## Your assignment
A word-for-word copy of the data, pictures excluded, is what this task asks for.

(Web page and app entries)
▶

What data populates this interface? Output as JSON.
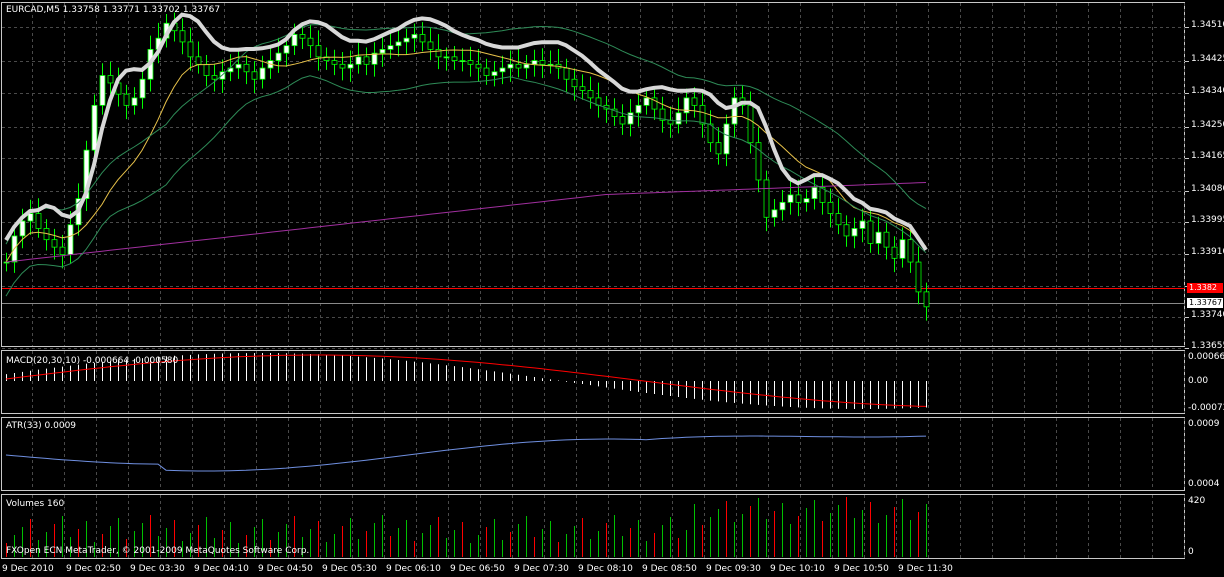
{
  "main": {
    "title": "EURCAD,M5  1.33758 1.33771 1.33702 1.33767",
    "price_levels": [
      "1.34510",
      "1.34425",
      "1.34340",
      "1.34250",
      "1.34165",
      "1.34080",
      "1.33995",
      "1.33910",
      "1.33825",
      "1.33740",
      "1.33655"
    ],
    "current_price": "1.33767",
    "line_price": "1.3382",
    "colors": {
      "background": "#000000",
      "grid": "#4a4a4a",
      "up_candle": "#ffffff",
      "down_candle": "#000000",
      "outline": "#00ff00",
      "ma_fast": "#e8c24a",
      "ma_slow": "#a02f9e",
      "bands": "#2e8b57",
      "envelope": "#d8d8d8",
      "hline": "#ff0000"
    }
  },
  "macd": {
    "title": "MACD(20,30,10) -0.000664 -0.000580",
    "levels": [
      "0.00066",
      "0.00",
      "-0.00072"
    ]
  },
  "atr": {
    "title": "ATR(33) 0.0009",
    "levels": [
      "0.0009",
      "0.0004"
    ]
  },
  "volumes": {
    "title": "Volumes 160",
    "levels": [
      "420",
      "0"
    ]
  },
  "copyright": "FXOpen ECN MetaTrader, © 2001-2009 MetaQuotes Software Corp.",
  "time_labels": [
    "9 Dec 2010",
    "9 Dec 02:50",
    "9 Dec 03:30",
    "9 Dec 04:10",
    "9 Dec 04:50",
    "9 Dec 05:30",
    "9 Dec 06:10",
    "9 Dec 06:50",
    "9 Dec 07:30",
    "9 Dec 08:10",
    "9 Dec 08:50",
    "9 Dec 09:30",
    "9 Dec 10:10",
    "9 Dec 10:50",
    "9 Dec 11:30"
  ]
}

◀

## Output for this exercise
What data populates this interface? Output as JSON.
{
  "main": {
    "title": "EURCAD,M5  1.33758 1.33771 1.33702 1.33767",
    "price_levels": [
      "1.34510",
      "1.34425",
      "1.34340",
      "1.34250",
      "1.34165",
      "1.34080",
      "1.33995",
      "1.33910",
      "1.33825",
      "1.33740",
      "1.33655"
    ],
    "current_price": "1.33767",
    "line_price": "1.3382",
    "colors": {
      "background": "#000000",
      "grid": "#4a4a4a",
      "up_candle": "#ffffff",
      "down_candle": "#000000",
      "outline": "#00ff00",
      "ma_fast": "#e8c24a",
      "ma_slow": "#a02f9e",
      "bands": "#2e8b57",
      "envelope": "#d8d8d8",
      "hline": "#ff0000"
    }
  },
  "macd": {
    "title": "MACD(20,30,10) -0.000664 -0.000580",
    "levels": [
      "0.00066",
      "0.00",
      "-0.00072"
    ]
  },
  "atr": {
    "title": "ATR(33) 0.0009",
    "levels": [
      "0.0009",
      "0.0004"
    ]
  },
  "volumes": {
    "title": "Volumes 160",
    "levels": [
      "420",
      "0"
    ]
  },
  "copyright": "FXOpen ECN MetaTrader, © 2001-2009 MetaQuotes Software Corp.",
  "time_labels": [
    "9 Dec 2010",
    "9 Dec 02:50",
    "9 Dec 03:30",
    "9 Dec 04:10",
    "9 Dec 04:50",
    "9 Dec 05:30",
    "9 Dec 06:10",
    "9 Dec 06:50",
    "9 Dec 07:30",
    "9 Dec 08:10",
    "9 Dec 08:50",
    "9 Dec 09:30",
    "9 Dec 10:10",
    "9 Dec 10:50",
    "9 Dec 11:30"
  ]
}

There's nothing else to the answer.